By Bob Jamison

          That has to be far from the truth! If history is dull it is the fault of the procedure to learn. Teachers who excel in teaching history, in my opinion, do so by the story that was created. Dates, names and locations that are required to be memorized are like a tailless monkey swinging from the trees. It would seem if the story is interesting and exciting as most historical feats are, then the student will naturally want to learn when and why their hero died, won or survived.

          The ability to tell a story from an interesting slant is several clicks above a boring lecture of statistical facts. All those details become a quick cure for insomnia in the class room. Many students from middle school to post graduate college students, if offered the opportunity, will design their assignments to avoid history in most cases for that very reason.

          On the other hand, astute teachers can take most any event in history and turn it into a story that can brighten the day for a student. Why, because those events that have been memorialized over the ages were absolutely true for the most part and are amazingly interesting.

          As an example: An event near our home happened during the Civil War right over in Sabine Pass just south of Port Arthur, Texas. An Irishman named Dick Dowling and his small group with cannonade stopped the Union ships dead in the water and became instant heroes in these parts. Most young people have visited this very spot and never realized what happened until they heard this story.

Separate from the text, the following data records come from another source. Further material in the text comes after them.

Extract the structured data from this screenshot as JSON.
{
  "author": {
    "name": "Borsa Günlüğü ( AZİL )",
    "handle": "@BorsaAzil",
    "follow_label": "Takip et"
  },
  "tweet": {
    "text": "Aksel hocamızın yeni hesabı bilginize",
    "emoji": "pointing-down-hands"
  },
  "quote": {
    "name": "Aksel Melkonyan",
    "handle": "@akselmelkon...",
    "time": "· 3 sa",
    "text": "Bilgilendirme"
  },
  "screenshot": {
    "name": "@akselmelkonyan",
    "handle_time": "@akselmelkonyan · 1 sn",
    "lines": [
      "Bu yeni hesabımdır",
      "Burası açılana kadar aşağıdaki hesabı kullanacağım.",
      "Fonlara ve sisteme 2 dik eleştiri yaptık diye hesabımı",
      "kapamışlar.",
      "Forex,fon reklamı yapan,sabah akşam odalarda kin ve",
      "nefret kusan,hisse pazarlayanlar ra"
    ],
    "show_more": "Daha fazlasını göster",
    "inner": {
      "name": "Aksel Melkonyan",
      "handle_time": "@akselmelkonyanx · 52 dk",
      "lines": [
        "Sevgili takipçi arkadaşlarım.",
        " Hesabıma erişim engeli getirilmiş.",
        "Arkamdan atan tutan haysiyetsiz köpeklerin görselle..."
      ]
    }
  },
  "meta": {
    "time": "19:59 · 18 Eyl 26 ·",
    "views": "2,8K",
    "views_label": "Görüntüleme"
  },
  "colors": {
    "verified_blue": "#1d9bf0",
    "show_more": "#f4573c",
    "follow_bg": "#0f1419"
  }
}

          Within the sound of the Twin Sister Cannon at San Jacinto in the famous battle that won the independence for Texas from Mexico, could have been heard from right where we are. The details are as exciting as the patriots winning the battle of Trenton, NJ against great odds of the British encampment. In other words, history has to be personal in a way.

          Of course, all realize that our teachers have guide lines that include certain requirements that might appear in the usual examination process. This doesn’t mean it should be circumvented nor be sacrificed in the art of telling the story.

          A change of the scene in the classroom is also something that is often overlooked. There are subjects as near as the telephone book in your own community. For instance, there are some veterans that might be pleased to give a first hand account of that historic battle on D-Day that led to the liberation of Europe or others.

          An inside look of the goings on or past events of NASA could be available through their public relations department. Videos of those events are also available with actual views of drama that certainly made history and made history interesting.

          Sure, it is a challenge and our teachers of today are the very ones that can carry the messages to their students in a manner that will cause comments such as, “I never thought history was so interesting; now it’s my favorite subject.” This in itself is the gratification a good teacher will cherish.

          One of the most famous orators of all time was Patrick Henry who once said, “My path of the future is lighted by the lamp of the past.”

          As in the old hymn, “I love to tell the story, ‘twill be my theme in Glory” is the type feeling when you tell the story that just might someday change a young person’s dream to emulate meaningful personalities of our forefathers. It’s certainly worth a try.